### How to complete this task
For every line in the entries that contains "name", show the whole line.

+ + + +

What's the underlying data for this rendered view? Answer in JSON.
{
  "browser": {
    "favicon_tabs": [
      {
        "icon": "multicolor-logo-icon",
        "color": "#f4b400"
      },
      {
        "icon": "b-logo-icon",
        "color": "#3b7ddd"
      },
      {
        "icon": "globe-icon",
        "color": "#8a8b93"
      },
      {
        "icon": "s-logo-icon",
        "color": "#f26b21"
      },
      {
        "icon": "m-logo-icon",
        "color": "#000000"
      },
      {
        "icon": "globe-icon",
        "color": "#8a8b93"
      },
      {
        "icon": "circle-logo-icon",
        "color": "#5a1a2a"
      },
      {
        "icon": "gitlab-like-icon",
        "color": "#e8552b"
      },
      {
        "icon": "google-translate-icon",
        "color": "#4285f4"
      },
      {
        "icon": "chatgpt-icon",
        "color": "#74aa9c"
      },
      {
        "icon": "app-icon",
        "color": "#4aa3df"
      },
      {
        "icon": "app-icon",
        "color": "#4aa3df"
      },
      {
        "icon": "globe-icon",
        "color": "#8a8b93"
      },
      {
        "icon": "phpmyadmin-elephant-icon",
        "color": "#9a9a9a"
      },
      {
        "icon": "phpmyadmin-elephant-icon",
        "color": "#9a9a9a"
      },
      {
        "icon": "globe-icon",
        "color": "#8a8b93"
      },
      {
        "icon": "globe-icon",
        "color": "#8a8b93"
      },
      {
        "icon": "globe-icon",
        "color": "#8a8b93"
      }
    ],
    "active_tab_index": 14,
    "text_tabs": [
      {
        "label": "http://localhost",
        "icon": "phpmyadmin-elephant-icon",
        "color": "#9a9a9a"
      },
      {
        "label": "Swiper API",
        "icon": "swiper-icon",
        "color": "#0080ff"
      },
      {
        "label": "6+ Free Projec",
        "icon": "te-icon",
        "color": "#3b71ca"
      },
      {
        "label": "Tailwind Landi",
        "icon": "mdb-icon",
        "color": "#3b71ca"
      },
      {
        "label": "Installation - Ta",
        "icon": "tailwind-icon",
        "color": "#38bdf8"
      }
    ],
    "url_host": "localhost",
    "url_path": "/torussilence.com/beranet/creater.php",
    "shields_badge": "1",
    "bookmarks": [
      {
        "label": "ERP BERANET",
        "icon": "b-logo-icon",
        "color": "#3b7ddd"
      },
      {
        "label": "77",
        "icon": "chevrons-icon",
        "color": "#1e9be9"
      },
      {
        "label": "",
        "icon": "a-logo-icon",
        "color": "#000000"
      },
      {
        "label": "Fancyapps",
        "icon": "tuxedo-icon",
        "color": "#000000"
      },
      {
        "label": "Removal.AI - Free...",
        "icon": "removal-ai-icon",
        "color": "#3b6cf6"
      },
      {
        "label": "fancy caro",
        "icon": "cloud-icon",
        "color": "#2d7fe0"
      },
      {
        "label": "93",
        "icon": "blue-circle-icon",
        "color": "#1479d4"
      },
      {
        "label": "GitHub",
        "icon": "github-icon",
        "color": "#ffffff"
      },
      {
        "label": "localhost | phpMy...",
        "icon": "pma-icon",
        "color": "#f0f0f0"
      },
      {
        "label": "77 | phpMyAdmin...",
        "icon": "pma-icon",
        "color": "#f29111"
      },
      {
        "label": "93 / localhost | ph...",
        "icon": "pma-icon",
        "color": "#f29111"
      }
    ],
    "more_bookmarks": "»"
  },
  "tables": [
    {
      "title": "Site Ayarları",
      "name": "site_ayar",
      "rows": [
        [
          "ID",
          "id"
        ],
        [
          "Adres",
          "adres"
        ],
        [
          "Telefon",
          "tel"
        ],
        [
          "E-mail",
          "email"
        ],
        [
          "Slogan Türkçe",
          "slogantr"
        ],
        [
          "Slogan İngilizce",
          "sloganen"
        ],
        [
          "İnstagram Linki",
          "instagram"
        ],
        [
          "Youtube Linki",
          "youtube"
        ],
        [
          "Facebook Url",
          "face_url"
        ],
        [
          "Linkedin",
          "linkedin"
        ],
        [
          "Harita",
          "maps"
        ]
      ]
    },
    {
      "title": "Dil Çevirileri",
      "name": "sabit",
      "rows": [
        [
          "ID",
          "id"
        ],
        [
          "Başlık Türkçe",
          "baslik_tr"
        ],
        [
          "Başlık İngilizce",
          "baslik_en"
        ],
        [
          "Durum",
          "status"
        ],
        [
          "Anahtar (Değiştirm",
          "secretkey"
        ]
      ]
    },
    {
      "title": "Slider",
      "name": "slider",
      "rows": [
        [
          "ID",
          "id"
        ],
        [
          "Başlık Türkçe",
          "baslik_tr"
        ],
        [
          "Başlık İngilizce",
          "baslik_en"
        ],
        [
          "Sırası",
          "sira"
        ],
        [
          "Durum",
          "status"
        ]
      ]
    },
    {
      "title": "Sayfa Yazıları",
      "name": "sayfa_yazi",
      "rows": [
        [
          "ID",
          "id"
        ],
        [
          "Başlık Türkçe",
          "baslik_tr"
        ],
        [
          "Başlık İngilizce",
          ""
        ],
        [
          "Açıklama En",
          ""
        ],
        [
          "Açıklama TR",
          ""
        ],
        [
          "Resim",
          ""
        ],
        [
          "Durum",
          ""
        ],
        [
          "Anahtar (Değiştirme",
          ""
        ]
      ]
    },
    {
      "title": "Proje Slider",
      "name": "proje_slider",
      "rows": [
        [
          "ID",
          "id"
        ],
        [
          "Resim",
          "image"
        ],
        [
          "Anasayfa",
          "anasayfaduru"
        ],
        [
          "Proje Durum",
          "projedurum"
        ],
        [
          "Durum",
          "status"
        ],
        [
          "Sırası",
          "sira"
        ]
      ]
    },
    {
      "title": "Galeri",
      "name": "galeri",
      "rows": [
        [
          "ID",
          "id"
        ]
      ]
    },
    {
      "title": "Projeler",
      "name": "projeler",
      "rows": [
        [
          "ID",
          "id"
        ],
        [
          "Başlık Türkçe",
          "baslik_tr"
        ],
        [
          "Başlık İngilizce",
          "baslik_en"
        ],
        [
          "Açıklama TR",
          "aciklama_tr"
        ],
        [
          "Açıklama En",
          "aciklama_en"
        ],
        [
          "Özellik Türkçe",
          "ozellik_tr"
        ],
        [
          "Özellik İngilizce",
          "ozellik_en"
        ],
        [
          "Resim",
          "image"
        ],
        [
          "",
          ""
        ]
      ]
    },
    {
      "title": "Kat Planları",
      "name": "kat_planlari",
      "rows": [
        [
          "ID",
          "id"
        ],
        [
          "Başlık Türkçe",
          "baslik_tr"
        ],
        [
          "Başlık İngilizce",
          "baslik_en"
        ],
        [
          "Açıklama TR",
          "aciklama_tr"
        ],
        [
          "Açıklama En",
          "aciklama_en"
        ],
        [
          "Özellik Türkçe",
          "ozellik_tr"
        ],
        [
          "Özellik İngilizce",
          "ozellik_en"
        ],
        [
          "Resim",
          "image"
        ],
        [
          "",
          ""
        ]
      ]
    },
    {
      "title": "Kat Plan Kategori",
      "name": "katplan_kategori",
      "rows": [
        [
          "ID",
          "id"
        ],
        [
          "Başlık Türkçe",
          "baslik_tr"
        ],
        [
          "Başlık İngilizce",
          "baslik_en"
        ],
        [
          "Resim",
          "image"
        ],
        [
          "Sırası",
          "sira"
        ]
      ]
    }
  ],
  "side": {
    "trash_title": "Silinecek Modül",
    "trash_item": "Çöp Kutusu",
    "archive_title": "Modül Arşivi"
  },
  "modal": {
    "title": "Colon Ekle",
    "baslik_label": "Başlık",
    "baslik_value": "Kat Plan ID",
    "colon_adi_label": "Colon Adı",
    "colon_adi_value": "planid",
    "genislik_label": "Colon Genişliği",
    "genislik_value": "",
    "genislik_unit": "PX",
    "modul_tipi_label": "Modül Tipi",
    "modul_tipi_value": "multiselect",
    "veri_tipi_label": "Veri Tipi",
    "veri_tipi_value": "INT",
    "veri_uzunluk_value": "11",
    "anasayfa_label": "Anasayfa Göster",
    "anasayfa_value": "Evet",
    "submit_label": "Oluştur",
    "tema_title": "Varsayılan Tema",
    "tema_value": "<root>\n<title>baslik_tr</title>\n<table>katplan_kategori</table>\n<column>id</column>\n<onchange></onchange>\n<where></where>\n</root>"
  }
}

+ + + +

### Solution for this problem
      "name": "site_ayar",
      "name": "sabit",
      "name": "slider",
      "name": "sayfa_yazi",
      "name": "proje_slider",
      "name": "galeri",
      "name": "projeler",
      "name": "kat_planlari",
      "name": "katplan_kategori",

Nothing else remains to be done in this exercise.